- [WHAT YOU WILL DO] Show the lines below that contain the string "this".

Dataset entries
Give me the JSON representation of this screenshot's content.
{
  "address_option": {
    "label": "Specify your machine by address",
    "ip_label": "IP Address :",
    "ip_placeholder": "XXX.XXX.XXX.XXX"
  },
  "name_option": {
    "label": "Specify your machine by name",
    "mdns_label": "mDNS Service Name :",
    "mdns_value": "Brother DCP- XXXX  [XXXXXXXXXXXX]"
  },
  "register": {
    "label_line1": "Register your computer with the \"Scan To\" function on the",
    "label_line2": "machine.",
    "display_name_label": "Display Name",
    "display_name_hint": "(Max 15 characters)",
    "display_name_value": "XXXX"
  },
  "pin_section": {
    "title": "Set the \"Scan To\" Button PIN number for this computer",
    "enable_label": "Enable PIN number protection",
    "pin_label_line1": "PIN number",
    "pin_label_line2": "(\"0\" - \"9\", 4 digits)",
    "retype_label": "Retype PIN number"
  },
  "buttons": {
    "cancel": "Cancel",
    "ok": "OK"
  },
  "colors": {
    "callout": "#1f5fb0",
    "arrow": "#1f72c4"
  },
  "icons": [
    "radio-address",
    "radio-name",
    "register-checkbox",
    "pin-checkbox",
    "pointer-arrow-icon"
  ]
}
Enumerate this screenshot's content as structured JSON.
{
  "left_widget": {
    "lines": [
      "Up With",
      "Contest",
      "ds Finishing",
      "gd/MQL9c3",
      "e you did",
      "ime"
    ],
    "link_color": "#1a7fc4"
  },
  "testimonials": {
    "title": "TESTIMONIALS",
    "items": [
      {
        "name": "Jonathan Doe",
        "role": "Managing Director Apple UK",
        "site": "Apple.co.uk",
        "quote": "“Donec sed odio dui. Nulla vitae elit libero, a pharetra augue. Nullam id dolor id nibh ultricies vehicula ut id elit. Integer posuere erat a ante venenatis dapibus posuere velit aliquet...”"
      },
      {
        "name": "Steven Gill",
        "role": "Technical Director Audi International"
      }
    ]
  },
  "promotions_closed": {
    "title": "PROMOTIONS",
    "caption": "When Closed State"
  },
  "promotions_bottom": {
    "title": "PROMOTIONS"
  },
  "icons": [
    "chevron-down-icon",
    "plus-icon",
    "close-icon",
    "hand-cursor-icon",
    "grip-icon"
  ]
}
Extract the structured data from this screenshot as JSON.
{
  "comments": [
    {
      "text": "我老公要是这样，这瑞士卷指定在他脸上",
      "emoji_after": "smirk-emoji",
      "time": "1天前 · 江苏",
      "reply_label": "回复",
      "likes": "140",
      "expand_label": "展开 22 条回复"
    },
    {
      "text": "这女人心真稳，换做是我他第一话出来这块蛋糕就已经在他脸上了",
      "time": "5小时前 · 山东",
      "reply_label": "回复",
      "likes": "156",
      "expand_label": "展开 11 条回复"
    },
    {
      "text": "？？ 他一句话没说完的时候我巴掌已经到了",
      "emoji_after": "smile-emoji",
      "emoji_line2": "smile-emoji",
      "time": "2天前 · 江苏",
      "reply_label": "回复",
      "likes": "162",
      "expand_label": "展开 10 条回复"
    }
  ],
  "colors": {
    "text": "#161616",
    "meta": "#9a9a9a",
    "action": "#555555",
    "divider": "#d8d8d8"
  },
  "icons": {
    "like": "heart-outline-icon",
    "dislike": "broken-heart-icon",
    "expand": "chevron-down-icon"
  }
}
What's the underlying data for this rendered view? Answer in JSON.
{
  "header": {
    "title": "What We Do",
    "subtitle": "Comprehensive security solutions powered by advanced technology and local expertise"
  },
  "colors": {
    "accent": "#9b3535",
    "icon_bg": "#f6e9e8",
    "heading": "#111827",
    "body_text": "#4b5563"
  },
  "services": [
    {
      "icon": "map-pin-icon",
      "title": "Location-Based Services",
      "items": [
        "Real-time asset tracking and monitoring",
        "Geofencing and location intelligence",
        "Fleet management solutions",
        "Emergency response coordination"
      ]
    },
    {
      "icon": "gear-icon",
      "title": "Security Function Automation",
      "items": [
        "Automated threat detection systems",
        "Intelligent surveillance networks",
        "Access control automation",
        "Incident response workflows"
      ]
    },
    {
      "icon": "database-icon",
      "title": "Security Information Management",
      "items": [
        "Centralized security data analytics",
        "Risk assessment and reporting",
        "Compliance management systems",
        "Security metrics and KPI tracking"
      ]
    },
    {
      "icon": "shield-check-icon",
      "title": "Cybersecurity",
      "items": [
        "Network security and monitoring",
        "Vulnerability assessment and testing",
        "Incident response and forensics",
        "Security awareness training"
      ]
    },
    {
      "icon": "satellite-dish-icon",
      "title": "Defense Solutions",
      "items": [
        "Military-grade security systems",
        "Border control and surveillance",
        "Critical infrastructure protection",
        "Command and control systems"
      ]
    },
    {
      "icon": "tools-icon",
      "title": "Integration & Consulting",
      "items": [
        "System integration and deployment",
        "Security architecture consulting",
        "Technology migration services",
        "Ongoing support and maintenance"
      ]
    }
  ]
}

- [TASK SOLUTION]
Give me the JSON representation of this screenshot's content.
    "title": "Set the \"Scan To\" Button PIN number for this computer",
Enumerate this screenshot's content as structured JSON.
Extract the structured data from this screenshot as JSON.
What's the underlying data for this rendered view? Answer in JSON.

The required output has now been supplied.